*** Excerpted records

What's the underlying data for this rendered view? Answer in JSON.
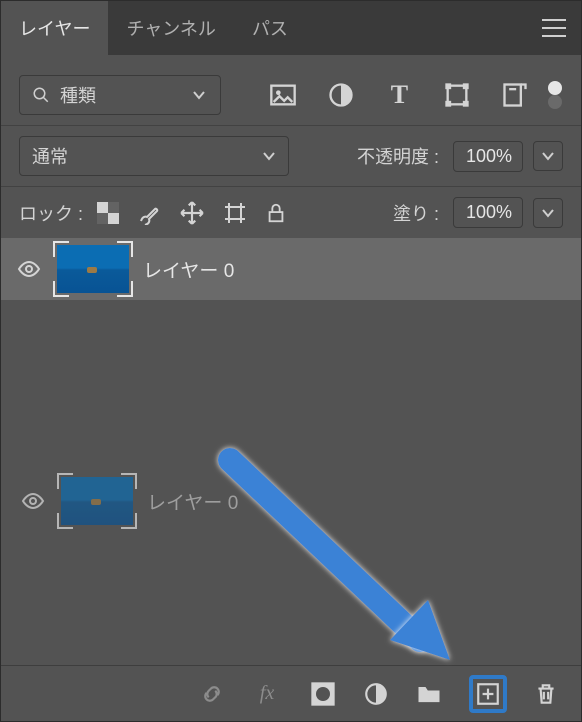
{
  "tabs": {
    "layers": "レイヤー",
    "channels": "チャンネル",
    "paths": "パス"
  },
  "filter": {
    "label": "種類"
  },
  "blend": {
    "mode": "通常",
    "opacity_label": "不透明度 :",
    "opacity_value": "100%"
  },
  "lock": {
    "label": "ロック :",
    "fill_label": "塗り :",
    "fill_value": "100%"
  },
  "layers": [
    {
      "name": "レイヤー 0"
    },
    {
      "name": "レイヤー 0"
    }
  ],
  "icons": {
    "search": "search-icon",
    "image": "image-icon",
    "adjust": "adjust-icon",
    "text": "T",
    "shape": "shape-icon",
    "smart": "smart-icon",
    "pixels": "pixels-icon",
    "brush": "brush-icon",
    "move": "move-icon",
    "crop": "crop-icon",
    "lockicon": "lock-icon",
    "link": "link-icon",
    "fx": "fx",
    "mask": "mask-icon",
    "adjustlayer": "adjust-icon",
    "group": "folder-icon",
    "new": "new-icon",
    "trash": "trash-icon"
  }
}
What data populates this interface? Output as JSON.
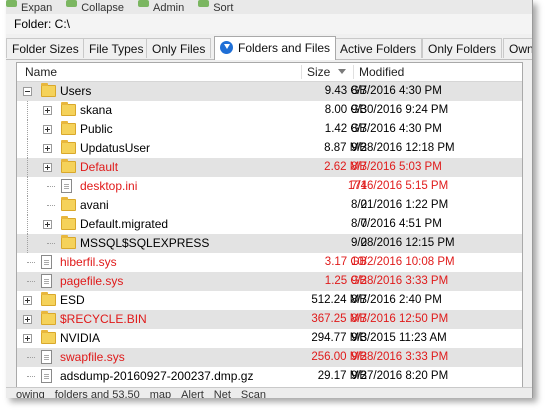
{
  "toolbar_items": [
    "Expan",
    "Collapse",
    "Admin",
    "Sort"
  ],
  "folder_label": "Folder: C:\\",
  "tabs": [
    {
      "label": "Folder Sizes"
    },
    {
      "label": "File Types"
    },
    {
      "label": "Only Files"
    },
    {
      "label": "Folders and Files",
      "active": true
    },
    {
      "label": "Active Folders"
    },
    {
      "label": "Only Folders"
    },
    {
      "label": "Own"
    }
  ],
  "columns": {
    "name": "Name",
    "size": "Size",
    "modified": "Modified"
  },
  "rows": [
    {
      "name": "Users",
      "size": "9.43 GB",
      "modified": "8/7/2016 4:30 PM",
      "type": "folder",
      "level": 0,
      "expander": "minus",
      "red": false,
      "sel": true
    },
    {
      "name": "skana",
      "size": "8.00 GB",
      "modified": "9/30/2016 9:24 PM",
      "type": "folder",
      "level": 1,
      "expander": "plus",
      "red": false,
      "sel": false
    },
    {
      "name": "Public",
      "size": "1.42 GB",
      "modified": "8/7/2016 4:30 PM",
      "type": "folder",
      "level": 1,
      "expander": "plus",
      "red": false,
      "sel": false
    },
    {
      "name": "UpdatusUser",
      "size": "8.87 MB",
      "modified": "9/28/2016 12:18 PM",
      "type": "folder",
      "level": 1,
      "expander": "plus",
      "red": false,
      "sel": false
    },
    {
      "name": "Default",
      "size": "2.62 MB",
      "modified": "8/7/2016 5:03 PM",
      "type": "folder",
      "level": 1,
      "expander": "plus",
      "red": true,
      "sel": true
    },
    {
      "name": "desktop.ini",
      "size": "174",
      "modified": "7/16/2016 5:15 PM",
      "type": "file",
      "level": 1,
      "expander": "none",
      "red": true,
      "sel": false
    },
    {
      "name": "avani",
      "size": "0",
      "modified": "8/21/2016 1:22 PM",
      "type": "folder",
      "level": 1,
      "expander": "none",
      "red": false,
      "sel": false
    },
    {
      "name": "Default.migrated",
      "size": "0",
      "modified": "8/7/2016 4:51 PM",
      "type": "folder",
      "level": 1,
      "expander": "plus",
      "red": false,
      "sel": false
    },
    {
      "name": "MSSQL$SQLEXPRESS",
      "size": "0",
      "modified": "9/28/2016 12:15 PM",
      "type": "folder",
      "level": 1,
      "expander": "none",
      "red": false,
      "sel": true
    },
    {
      "name": "hiberfil.sys",
      "size": "3.17 GB",
      "modified": "10/2/2016 10:08 PM",
      "type": "file",
      "level": 0,
      "expander": "none",
      "red": true,
      "sel": false
    },
    {
      "name": "pagefile.sys",
      "size": "1.25 GB",
      "modified": "9/28/2016 3:33 PM",
      "type": "file",
      "level": 0,
      "expander": "none",
      "red": true,
      "sel": true
    },
    {
      "name": "ESD",
      "size": "512.24 MB",
      "modified": "8/7/2016 2:40 PM",
      "type": "folder",
      "level": 0,
      "expander": "plus",
      "red": false,
      "sel": false
    },
    {
      "name": "$RECYCLE.BIN",
      "size": "367.25 MB",
      "modified": "8/7/2016 12:50 PM",
      "type": "folder",
      "level": 0,
      "expander": "plus",
      "red": true,
      "sel": true
    },
    {
      "name": "NVIDIA",
      "size": "294.77 MB",
      "modified": "9/3/2015 11:23 AM",
      "type": "folder",
      "level": 0,
      "expander": "plus",
      "red": false,
      "sel": false
    },
    {
      "name": "swapfile.sys",
      "size": "256.00 MB",
      "modified": "9/28/2016 3:33 PM",
      "type": "file",
      "level": 0,
      "expander": "none",
      "red": true,
      "sel": true
    },
    {
      "name": "adsdump-20160927-200237.dmp.gz",
      "size": "29.17 MB",
      "modified": "9/27/2016 8:20 PM",
      "type": "file",
      "level": 0,
      "expander": "none",
      "red": false,
      "sel": false
    }
  ],
  "status_items": [
    "owing",
    "folders and 53,50",
    "map",
    "Alert",
    "Net",
    "Scan"
  ],
  "colors": {
    "red": "#e01a1a",
    "selected_row": "#e3e3e3",
    "folder": "#f5d25a",
    "tab_icon": "#1f6fd6"
  }
}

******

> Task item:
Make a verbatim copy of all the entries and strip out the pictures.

> Output below:
What's the underlying data for this rendered view? Answer in JSON.
{
  "tabs": {
    "layers": "レイヤー",
    "channels": "チャンネル",
    "paths": "パス"
  },
  "filter": {
    "label": "種類"
  },
  "blend": {
    "mode": "通常",
    "opacity_label": "不透明度 :",
    "opacity_value": "100%"
  },
  "lock": {
    "label": "ロック :",
    "fill_label": "塗り :",
    "fill_value": "100%"
  },
  "layers": [
    {
      "name": "レイヤー 0"
    },
    {
      "name": "レイヤー 0"
    }
  ],
  "icons": {
    "search": "search-icon",
    "image": "image-icon",
    "adjust": "adjust-icon",
    "text": "T",
    "shape": "shape-icon",
    "smart": "smart-icon",
    "pixels": "pixels-icon",
    "brush": "brush-icon",
    "move": "move-icon",
    "crop": "crop-icon",
    "lockicon": "lock-icon",
    "link": "link-icon",
    "fx": "fx",
    "mask": "mask-icon",
    "adjustlayer": "adjust-icon",
    "group": "folder-icon",
    "new": "new-icon",
    "trash": "trash-icon"
  }
}
What data populates this interface? Output as JSON.
{
  "toolbar_items": [
    "Expan",
    "Collapse",
    "Admin",
    "Sort"
  ],
  "folder_label": "Folder: C:\\",
  "tabs": [
    {
      "label": "Folder Sizes"
    },
    {
      "label": "File Types"
    },
    {
      "label": "Only Files"
    },
    {
      "label": "Folders and Files",
      "active": true
    },
    {
      "label": "Active Folders"
    },
    {
      "label": "Only Folders"
    },
    {
      "label": "Own"
    }
  ],
  "columns": {
    "name": "Name",
    "size": "Size",
    "modified": "Modified"
  },
  "rows": [
    {
      "name": "Users",
      "size": "9.43 GB",
      "modified": "8/7/2016 4:30 PM",
      "type": "folder",
      "level": 0,
      "expander": "minus",
      "red": false,
      "sel": true
    },
    {
      "name": "skana",
      "size": "8.00 GB",
      "modified": "9/30/2016 9:24 PM",
      "type": "folder",
      "level": 1,
      "expander": "plus",
      "red": false,
      "sel": false
    },
    {
      "name": "Public",
      "size": "1.42 GB",
      "modified": "8/7/2016 4:30 PM",
      "type": "folder",
      "level": 1,
      "expander": "plus",
      "red": false,
      "sel": false
    },
    {
      "name": "UpdatusUser",
      "size": "8.87 MB",
      "modified": "9/28/2016 12:18 PM",
      "type": "folder",
      "level": 1,
      "expander": "plus",
      "red": false,
      "sel": false
    },
    {
      "name": "Default",
      "size": "2.62 MB",
      "modified": "8/7/2016 5:03 PM",
      "type": "folder",
      "level": 1,
      "expander": "plus",
      "red": true,
      "sel": true
    },
    {
      "name": "desktop.ini",
      "size": "174",
      "modified": "7/16/2016 5:15 PM",
      "type": "file",
      "level": 1,
      "expander": "none",
      "red": true,
      "sel": false
    },
    {
      "name": "avani",
      "size": "0",
      "modified": "8/21/2016 1:22 PM",
      "type": "folder",
      "level": 1,
      "expander": "none",
      "red": false,
      "sel": false
    },
    {
      "name": "Default.migrated",
      "size": "0",
      "modified": "8/7/2016 4:51 PM",
      "type": "folder",
      "level": 1,
      "expander": "plus",
      "red": false,
      "sel": false
    },
    {
      "name": "MSSQL$SQLEXPRESS",
      "size": "0",
      "modified": "9/28/2016 12:15 PM",
      "type": "folder",
      "level": 1,
      "expander": "none",
      "red": false,
      "sel": true
    },
    {
      "name": "hiberfil.sys",
      "size": "3.17 GB",
      "modified": "10/2/2016 10:08 PM",
      "type": "file",
      "level": 0,
      "expander": "none",
      "red": true,
      "sel": false
    },
    {
      "name": "pagefile.sys",
      "size": "1.25 GB",
      "modified": "9/28/2016 3:33 PM",
      "type": "file",
      "level": 0,
      "expander": "none",
      "red": true,
      "sel": true
    },
    {
      "name": "ESD",
      "size": "512.24 MB",
      "modified": "8/7/2016 2:40 PM",
      "type": "folder",
      "level": 0,
      "expander": "plus",
      "red": false,
      "sel": false
    },
    {
      "name": "$RECYCLE.BIN",
      "size": "367.25 MB",
      "modified": "8/7/2016 12:50 PM",
      "type": "folder",
      "level": 0,
      "expander": "plus",
      "red": true,
      "sel": true
    },
    {
      "name": "NVIDIA",
      "size": "294.77 MB",
      "modified": "9/3/2015 11:23 AM",
      "type": "folder",
      "level": 0,
      "expander": "plus",
      "red": false,
      "sel": false
    },
    {
      "name": "swapfile.sys",
      "size": "256.00 MB",
      "modified": "9/28/2016 3:33 PM",
      "type": "file",
      "level": 0,
      "expander": "none",
      "red": true,
      "sel": true
    },
    {
      "name": "adsdump-20160927-200237.dmp.gz",
      "size": "29.17 MB",
      "modified": "9/27/2016 8:20 PM",
      "type": "file",
      "level": 0,
      "expander": "none",
      "red": false,
      "sel": false
    }
  ],
  "status_items": [
    "owing",
    "folders and 53,50",
    "map",
    "Alert",
    "Net",
    "Scan"
  ],
  "colors": {
    "red": "#e01a1a",
    "selected_row": "#e3e3e3",
    "folder": "#f5d25a",
    "tab_icon": "#1f6fd6"
  }
}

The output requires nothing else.